* _Task prompt_:
The records below are to be reproduced exactly, with every picture left out.

* _Record excerpts_:
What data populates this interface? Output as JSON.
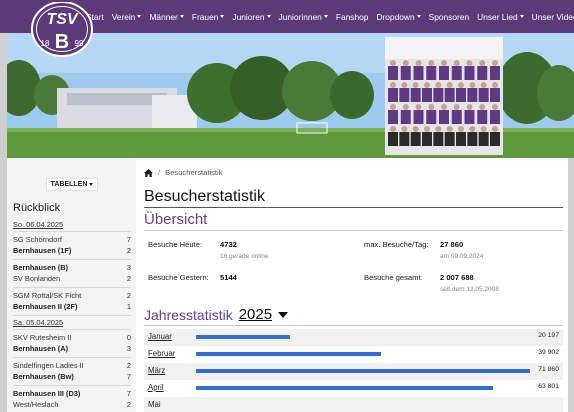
{
  "nav": {
    "items": [
      {
        "label": "Start",
        "dropdown": false
      },
      {
        "label": "Verein",
        "dropdown": true
      },
      {
        "label": "Männer",
        "dropdown": true
      },
      {
        "label": "Frauen",
        "dropdown": true
      },
      {
        "label": "Junioren",
        "dropdown": true
      },
      {
        "label": "Juniorinnen",
        "dropdown": true
      },
      {
        "label": "Fanshop",
        "dropdown": false
      },
      {
        "label": "Dropdown",
        "dropdown": true
      },
      {
        "label": "Sponsoren",
        "dropdown": false
      },
      {
        "label": "Unser Lied",
        "dropdown": true
      },
      {
        "label": "Unser Video",
        "dropdown": false
      }
    ]
  },
  "logo": {
    "line1": "TSV",
    "letter": "B",
    "year_left": "18",
    "year_right": "99"
  },
  "colors": {
    "brand": "#5c3a7a",
    "accent_text": "#6a3f8c",
    "bar": "#2f6fd6"
  },
  "sidebar": {
    "tables_button": "TABELLEN",
    "title": "Rückblick",
    "days": [
      {
        "date": "So. 06.04.2025",
        "matches": [
          {
            "home": "SG Schorndorf",
            "home_score": "7",
            "home_bold": false,
            "away": "Bernhausen (1F)",
            "away_score": "2",
            "away_bold": true
          },
          {
            "home": "Bernhausen (B)",
            "home_score": "3",
            "home_bold": true,
            "away": "SV Bonlanden",
            "away_score": "2",
            "away_bold": false
          },
          {
            "home": "SGM Rottal/SK Ficht",
            "home_score": "2",
            "home_bold": false,
            "away": "Bernhausen II (2F)",
            "away_score": "1",
            "away_bold": true
          }
        ]
      },
      {
        "date": "Sa. 05.04.2025",
        "matches": [
          {
            "home": "SKV Rutesheim II",
            "home_score": "0",
            "home_bold": false,
            "away": "Bernhausen (A)",
            "away_score": "3",
            "away_bold": true
          },
          {
            "home": "Sindelfingen Ladies II",
            "home_score": "2",
            "home_bold": false,
            "away": "Bernhausen (Bw)",
            "away_score": "7",
            "away_bold": true
          },
          {
            "home": "Bernhausen III (D3)",
            "home_score": "7",
            "home_bold": true,
            "away": "West/Heslach",
            "away_score": "2",
            "away_bold": false
          }
        ]
      }
    ]
  },
  "breadcrumb": {
    "current": "Besucherstatistik"
  },
  "page_title": "Besucherstatistik",
  "overview": {
    "title": "Übersicht",
    "today_label": "Besuche Heute:",
    "today_value": "4732",
    "today_sub": "16 gerade online",
    "yesterday_label": "Besuche Gestern:",
    "yesterday_value": "5144",
    "max_label": "max. Besuche/Tag:",
    "max_value": "27 860",
    "max_sub": "am 09.09.2024",
    "total_label": "Besuche gesamt:",
    "total_value": "2 007 688",
    "total_sub": "seit dem 12.05.2008"
  },
  "year_stats": {
    "title": "Jahresstatistik",
    "year": "2025",
    "max": 71860,
    "months": [
      {
        "name": "Januar",
        "value": 20197,
        "display": "20 197"
      },
      {
        "name": "Februar",
        "value": 39902,
        "display": "39 902"
      },
      {
        "name": "März",
        "value": 71860,
        "display": "71 860"
      },
      {
        "name": "April",
        "value": 63801,
        "display": "63 801"
      },
      {
        "name": "Mai",
        "value": null,
        "display": ""
      }
    ]
  }
}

* _Answer space_:
What data populates this interface? Output as JSON.
{
  "nav": {
    "items": [
      {
        "label": "Start",
        "dropdown": false
      },
      {
        "label": "Verein",
        "dropdown": true
      },
      {
        "label": "Männer",
        "dropdown": true
      },
      {
        "label": "Frauen",
        "dropdown": true
      },
      {
        "label": "Junioren",
        "dropdown": true
      },
      {
        "label": "Juniorinnen",
        "dropdown": true
      },
      {
        "label": "Fanshop",
        "dropdown": false
      },
      {
        "label": "Dropdown",
        "dropdown": true
      },
      {
        "label": "Sponsoren",
        "dropdown": false
      },
      {
        "label": "Unser Lied",
        "dropdown": true
      },
      {
        "label": "Unser Video",
        "dropdown": false
      }
    ]
  },
  "logo": {
    "line1": "TSV",
    "letter": "B",
    "year_left": "18",
    "year_right": "99"
  },
  "colors": {
    "brand": "#5c3a7a",
    "accent_text": "#6a3f8c",
    "bar": "#2f6fd6"
  },
  "sidebar": {
    "tables_button": "TABELLEN",
    "title": "Rückblick",
    "days": [
      {
        "date": "So. 06.04.2025",
        "matches": [
          {
            "home": "SG Schorndorf",
            "home_score": "7",
            "home_bold": false,
            "away": "Bernhausen (1F)",
            "away_score": "2",
            "away_bold": true
          },
          {
            "home": "Bernhausen (B)",
            "home_score": "3",
            "home_bold": true,
            "away": "SV Bonlanden",
            "away_score": "2",
            "away_bold": false
          },
          {
            "home": "SGM Rottal/SK Ficht",
            "home_score": "2",
            "home_bold": false,
            "away": "Bernhausen II (2F)",
            "away_score": "1",
            "away_bold": true
          }
        ]
      },
      {
        "date": "Sa. 05.04.2025",
        "matches": [
          {
            "home": "SKV Rutesheim II",
            "home_score": "0",
            "home_bold": false,
            "away": "Bernhausen (A)",
            "away_score": "3",
            "away_bold": true
          },
          {
            "home": "Sindelfingen Ladies II",
            "home_score": "2",
            "home_bold": false,
            "away": "Bernhausen (Bw)",
            "away_score": "7",
            "away_bold": true
          },
          {
            "home": "Bernhausen III (D3)",
            "home_score": "7",
            "home_bold": true,
            "away": "West/Heslach",
            "away_score": "2",
            "away_bold": false
          }
        ]
      }
    ]
  },
  "breadcrumb": {
    "current": "Besucherstatistik"
  },
  "page_title": "Besucherstatistik",
  "overview": {
    "title": "Übersicht",
    "today_label": "Besuche Heute:",
    "today_value": "4732",
    "today_sub": "16 gerade online",
    "yesterday_label": "Besuche Gestern:",
    "yesterday_value": "5144",
    "max_label": "max. Besuche/Tag:",
    "max_value": "27 860",
    "max_sub": "am 09.09.2024",
    "total_label": "Besuche gesamt:",
    "total_value": "2 007 688",
    "total_sub": "seit dem 12.05.2008"
  },
  "year_stats": {
    "title": "Jahresstatistik",
    "year": "2025",
    "max": 71860,
    "months": [
      {
        "name": "Januar",
        "value": 20197,
        "display": "20 197"
      },
      {
        "name": "Februar",
        "value": 39902,
        "display": "39 902"
      },
      {
        "name": "März",
        "value": 71860,
        "display": "71 860"
      },
      {
        "name": "April",
        "value": 63801,
        "display": "63 801"
      },
      {
        "name": "Mai",
        "value": null,
        "display": ""
      }
    ]
  }
}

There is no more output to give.